Pretty much every Hindi film now relies on innovative marketing to attract wide audience. Top studio sparks and bright, MBAholding marketers who are driving the newage Bollywood hard-sell, feel that live events and long campaigns in the build-up to a film's release grab more eyeballs than oldfashioned print publicity. Much has changed since the game shifted to social media and other digital platforms. In a world of shrinking attention spans, only the visual experience lasts, Gupta says. "People live busy lives and unless you get them interested they are not going to buy tickets that easily, " he says. So how do you lure them? "You can't call a press conference and have the same routine - 'Can you tell us about the film?/ What is your role?' Instead, do a packed event in a mall and let your cast interact with the audience in an entertaining manner. Everyone has a good time and it ends with the audience remembering the event. Chances are they may actually go to see the film. "
That explains why studios, filmmakers, stars and marketers alike use ingenious tricks to persuade fans. All aggressive marketing is solely aimed at that much-abused trade term called 'the opening weekend'. "If you achieve that, " says filmmaker Mahesh Bhatt, "you have made it home".

By any measure, it was 2008's Ghajini that redefined Bollywood hype. A ubiquitous Aamir Khan carpet-bombed the market with his quirky ideas which included turning hairstylist for a day. With 3 Idiots, he took Brand Aamir to another level. Like his character Rancho, he went missing and was found in Benaras, disguised as an old man. Later, 3 Idiots out-grossed all previous blockbusters. Probably, Aamir's mantra seems quite close to Sydney Greenstreet's in The Hucksters. "Irritate them, " Greenstreet, a fastidious client, commands his ad agency. "Irritate, irritate, irritate, knock them dead, " he says, referring to American consumers.

Mahesh Bhatt who is often accused of being an unabashed self-promoter, quotes another famous refrain to make his case: "Giving twist to an Abraham Lincoln line, the Hollywood mogul Joseph E Levine said, 'You can fool all the people all the time if the advertising is right and the budget is big enough'. He believed that clever marketing can make even a mediocre film successful. "

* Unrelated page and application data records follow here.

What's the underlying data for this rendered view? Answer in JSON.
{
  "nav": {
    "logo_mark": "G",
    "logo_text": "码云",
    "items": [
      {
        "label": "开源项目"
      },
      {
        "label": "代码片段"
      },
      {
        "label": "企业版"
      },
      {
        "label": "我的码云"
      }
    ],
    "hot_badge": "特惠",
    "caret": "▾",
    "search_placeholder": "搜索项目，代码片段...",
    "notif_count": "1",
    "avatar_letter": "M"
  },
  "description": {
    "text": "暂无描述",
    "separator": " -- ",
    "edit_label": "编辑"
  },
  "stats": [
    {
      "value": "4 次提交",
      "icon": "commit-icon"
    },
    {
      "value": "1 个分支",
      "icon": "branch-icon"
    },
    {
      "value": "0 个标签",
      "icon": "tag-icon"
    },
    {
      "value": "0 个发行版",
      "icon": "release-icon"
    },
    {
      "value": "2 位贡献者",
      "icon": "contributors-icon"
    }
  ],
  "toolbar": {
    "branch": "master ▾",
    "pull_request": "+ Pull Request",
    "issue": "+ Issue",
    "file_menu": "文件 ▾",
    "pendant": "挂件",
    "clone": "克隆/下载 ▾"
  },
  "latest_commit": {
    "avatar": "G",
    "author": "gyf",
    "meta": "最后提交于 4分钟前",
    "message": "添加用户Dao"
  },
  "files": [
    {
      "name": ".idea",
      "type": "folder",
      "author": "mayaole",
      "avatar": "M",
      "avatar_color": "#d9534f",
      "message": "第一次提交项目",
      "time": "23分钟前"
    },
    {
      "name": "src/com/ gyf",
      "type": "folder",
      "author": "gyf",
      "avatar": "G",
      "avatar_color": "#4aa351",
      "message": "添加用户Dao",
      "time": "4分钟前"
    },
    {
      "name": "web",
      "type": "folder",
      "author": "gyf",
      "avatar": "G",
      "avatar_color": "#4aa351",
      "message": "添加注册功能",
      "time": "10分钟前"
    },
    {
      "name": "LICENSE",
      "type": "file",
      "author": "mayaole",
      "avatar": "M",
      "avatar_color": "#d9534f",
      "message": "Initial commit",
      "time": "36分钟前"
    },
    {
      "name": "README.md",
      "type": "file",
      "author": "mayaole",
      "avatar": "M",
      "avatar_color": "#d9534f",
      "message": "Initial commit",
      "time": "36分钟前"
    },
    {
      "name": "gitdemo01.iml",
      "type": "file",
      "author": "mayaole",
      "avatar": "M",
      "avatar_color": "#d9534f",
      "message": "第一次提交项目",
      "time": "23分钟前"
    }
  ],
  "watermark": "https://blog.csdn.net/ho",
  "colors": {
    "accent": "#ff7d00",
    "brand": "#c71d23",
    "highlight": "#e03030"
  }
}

Like Aamir, Bhatt gets deeply involved in marketing strategies of his films. For 2004's Murder, he instructed Mallika Sherawat to seduce the audience. "She made statements like, 'I am a Viagra'. It worked, " Bhatt says. These provocative remarks were deliberate. "The same was true of Jism where we emphasised lust, not love. "

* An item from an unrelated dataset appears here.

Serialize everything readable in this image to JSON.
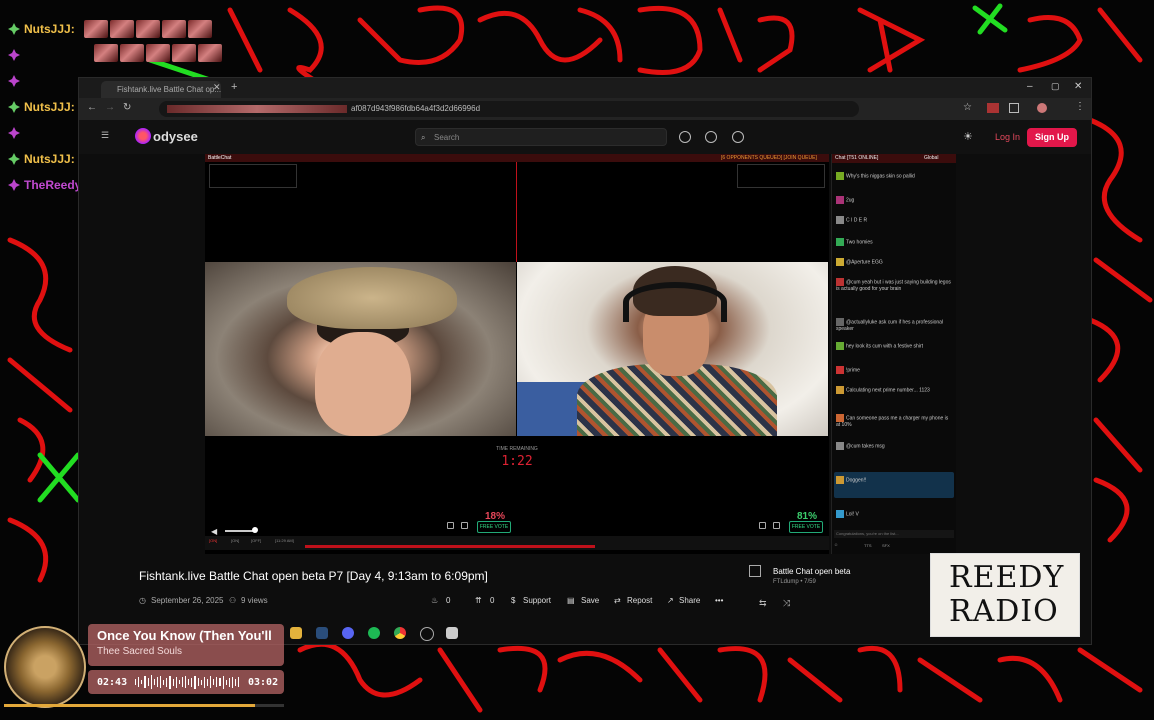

Bhatt calls his small and medium-sized quickies "high concept, non-star cast films" that combine elements of noir, thriller and erotica. His approach to marketing changed after 2007's Awarapan, produced under his banner Vishesh Films. "Although a good film it got smothered by Himesh Reshammiya's Aap Kaa Surroor. That's when we realised you can make the best film but if you can't excite the audience it means nothing. " Bhatt decided to hit the reset button as far as marketing went. For instance, Aashiqui 2 was pitched to the family market, a constituency the Bhatts had overlooked since the 1990s. "Our first press release of Aashiqui 2 said it all - 'No nude is good news. '"

However, regardless of a film's advertising budget, Bhatt says the most effective buzz is word-of-mouth - an endorsement that usually comes at little or no cost. He says Arth and Saaransh, his critically-acclaimed early films, enjoyed upbeat press coverage.

"We showed Saaransh to journalists months in advance,"he says. "They liked the film and became its ambassadors. "

Other Times Group news sites
The Times of India | The Economic Times
इकनॉमिक टाइम्स | ઈકોનોમિક ટાઈમ્સ
Mumbai Mirror | Times Now
Indiatimes | नवभारत टाइम्स
महाराष्ट्र टाइम्स
Living and entertainment
Timescity | iDiva | Bollywood | Zoom
| Technoholik | MensXP.com

Networking

itimes | Dating & Chat | Email
Hot on the Web
Hotklix
Services
Book print ads | Online shopping | Business solutions | Book domains | Web hosting
Business email | Free SMS | Free email | Website design | CRM | Tenders | Remit
Cheap air tickets | Matrimonial | Ringtones | Astrology | Jobs | Property | Buy car
Online Deals
About us | Advertise with us | Terms of Use and Grievance Redressal Policy | Privacy policy | Feedback
Copyright© 2010 Bennett, Coleman & Co. Ltd. All rights reserved. For reprint rights: Times Syndication Service